Are you including current events into your curriculum on a regular basis?  Do your students know what’s going on in their world and can they discuss it?  This process begins in nursery school and it never ends. It should be a weekly part of every good curriculum – articles from reliable sources and scheduled discussion (including around the dinner table) are vital to the informed mind. It’s easy to get so busy that we’re tempted to leave this out. Don’t. Because if you do, well, I don’t have to tell you.

Ask the mayor of New Jersey.

Is ADHD Becoming Obsolete?

Lots of jobs already require people to balance two phones, a computer, a live conversation and three pads of data.

Will a student with the skill set needed for listening to a single conversation and thinking slowly and carefully do as well in these jobs as one who is used to playing with lots of windows open on a computer screen, listening in on several conversations at once or running a few different tasks at the same time?

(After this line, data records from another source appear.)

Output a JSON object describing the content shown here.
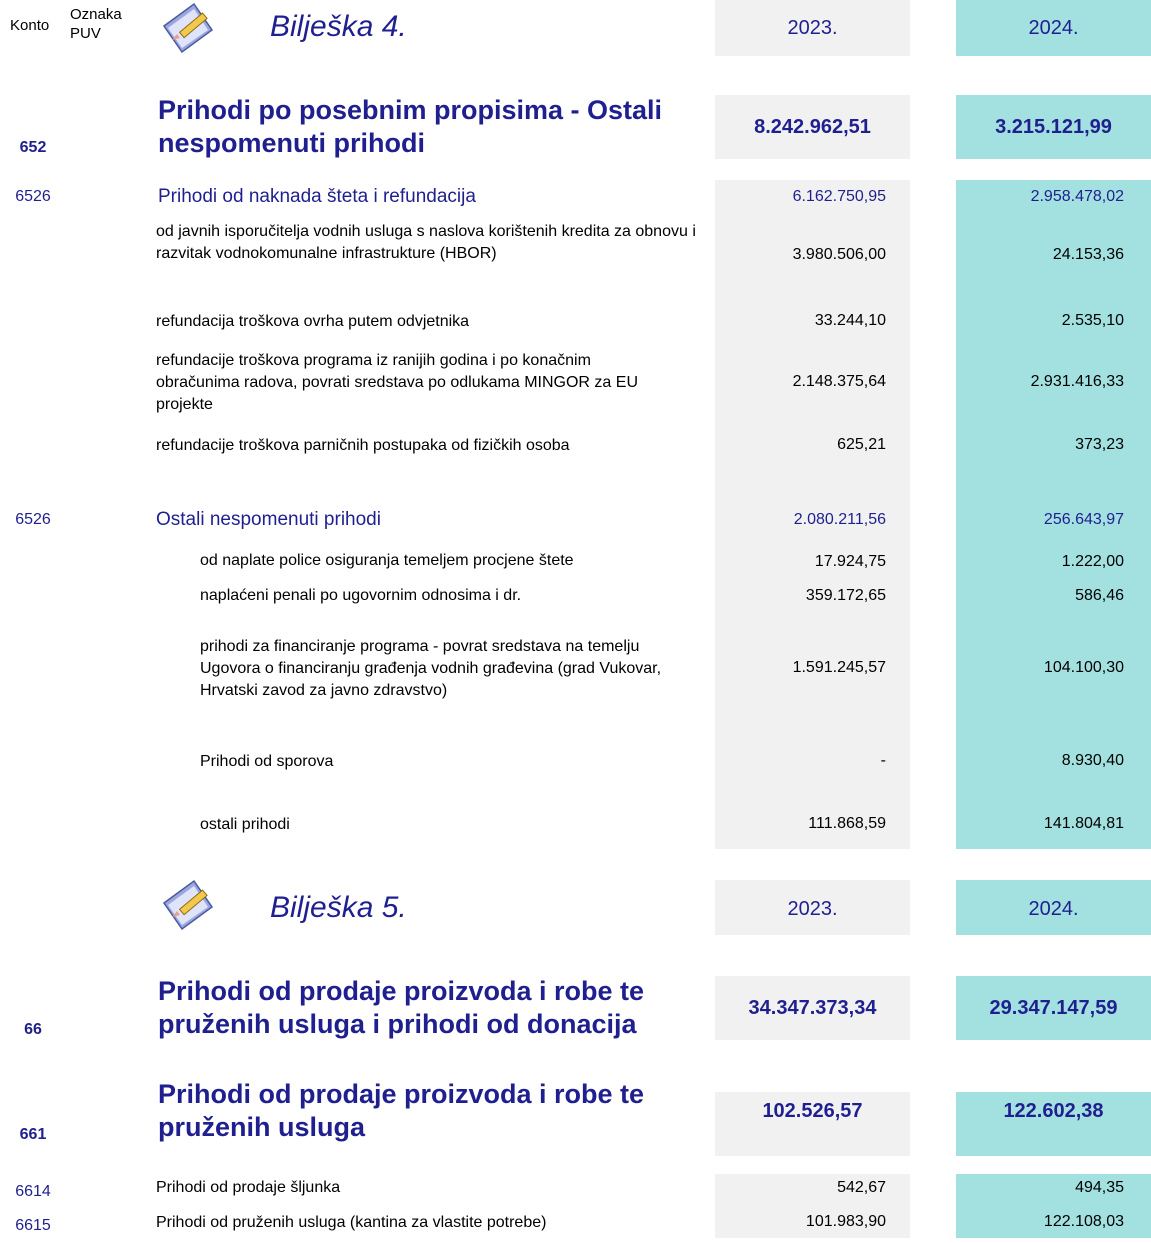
{
  "header": {
    "konto": "Konto",
    "oznaka": "Oznaka",
    "puv": "PUV"
  },
  "b4": {
    "title": "Bilješka 4.",
    "y2023": "2023.",
    "y2024": "2024.",
    "main": {
      "konto": "652",
      "label": "Prihodi po posebnim propisima - Ostali nespomenuti prihodi",
      "v2023": "8.242.962,51",
      "v2024": "3.215.121,99"
    },
    "sec1": {
      "konto": "6526",
      "label": "Prihodi od naknada šteta i refundacija",
      "v2023": "6.162.750,95",
      "v2024": "2.958.478,02"
    },
    "sec1_rows": [
      {
        "label": "od javnih isporučitelja vodnih usluga s naslova korištenih kredita za obnovu i razvitak vodnokomunalne infrastrukture (HBOR)",
        "v2023": "3.980.506,00",
        "v2024": "24.153,36"
      },
      {
        "label": "refundacija troškova ovrha putem odvjetnika",
        "v2023": "33.244,10",
        "v2024": "2.535,10"
      },
      {
        "label": "refundacije troškova programa iz ranijih godina i po konačnim obračunima radova, povrati sredstava po odlukama MINGOR za EU projekte",
        "v2023": "2.148.375,64",
        "v2024": "2.931.416,33"
      },
      {
        "label": "refundacije troškova parničnih postupaka od fizičkih osoba",
        "v2023": "625,21",
        "v2024": "373,23"
      }
    ],
    "sec2": {
      "konto": "6526",
      "label": "Ostali nespomenuti prihodi",
      "v2023": "2.080.211,56",
      "v2024": "256.643,97"
    },
    "sec2_rows": [
      {
        "label": "od naplate police osiguranja temeljem procjene štete",
        "v2023": "17.924,75",
        "v2024": "1.222,00"
      },
      {
        "label": "naplaćeni penali po ugovornim odnosima i dr.",
        "v2023": "359.172,65",
        "v2024": "586,46"
      },
      {
        "label": "prihodi za financiranje programa - povrat sredstava na temelju Ugovora o financiranju građenja vodnih građevina (grad Vukovar, Hrvatski zavod za javno zdravstvo)",
        "v2023": "1.591.245,57",
        "v2024": "104.100,30"
      },
      {
        "label": "Prihodi od sporova",
        "v2023": "-",
        "v2024": "8.930,40"
      },
      {
        "label": "ostali prihodi",
        "v2023": "111.868,59",
        "v2024": "141.804,81"
      }
    ]
  },
  "b5": {
    "title": "Bilješka 5.",
    "y2023": "2023.",
    "y2024": "2024.",
    "main": {
      "konto": "66",
      "label": "Prihodi od prodaje proizvoda i robe te pruženih usluga i prihodi od donacija",
      "v2023": "34.347.373,34",
      "v2024": "29.347.147,59"
    },
    "main2": {
      "konto": "661",
      "label": "Prihodi od prodaje proizvoda i robe te pruženih usluga",
      "v2023": "102.526,57",
      "v2024": "122.602,38"
    },
    "rows": [
      {
        "konto": "6614",
        "label": "Prihodi od prodaje šljunka",
        "v2023": "542,67",
        "v2024": "494,35"
      },
      {
        "konto": "6615",
        "label": "Prihodi od pruženih usluga (kantina za vlastite potrebe)",
        "v2023": "101.983,90",
        "v2024": "122.108,03"
      }
    ]
  }
}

ADHD students spend their lives doing that every day.  They’re fine in a fast-paced, unique environment.  It’s slowing down for a classroom where they run into problems.  But more and more, our world is changing in a way that accommodates their style.

Will the slower, more reflective thinkers who have usually done well in the classroom become the attention deficit students in the classroom of tomorrow?

And if so, what would that classroom look like?

Whatever it Takes

While there were kudos and complaints about the movie Waiting for Superman, Geoffrey Canada got a few things exactly right.  His philosophy of doing “whatever it takes” to help students succeed is good education. Assess, plan, implement, re-assess.

Administrators need to assure their teachers can do this for their students. Instead of burdening them with unnecessary paperwork and meetings about obscure topics, teachers need to be empowered with making decisions about how they can support students – doing whatever it takes to help their students succeed in their unique environments.

Canada also assures students he’ll stick with them all the way through the educational process.  This is tough for individual teachers, as they don’t work with children year after year, and it’s the place where schools most often fail children as they grow older and subjects are compartmentalized.  Elementary teachers teach students.  High school teachers teach subjects. They can stop seeing the person in the seat because they’re not with them long enough.  We see the results in falling test scores as students reach upper grades. Schools need to stick with their kids.

Someone might say, “What is the job of the student here? Shouldn’t these kids be inner-motivated?”

Sure.  In a perfect world, we all should be. We should do our jobs because we love our work and shouldn’t need rewards for a job well done — not even a pat on the back.  But how many people do you know (other than yourself, of course) who are like that?  Our job as educators is to find a way in – to work with the attractions and distractions of our students’  lives and make it all relevant.

As educators, we’re shaping our students thinking and habits and helping prepare them for their future. One day they’ll grow into their running shoes — but for now our job is to help them get to the starting line.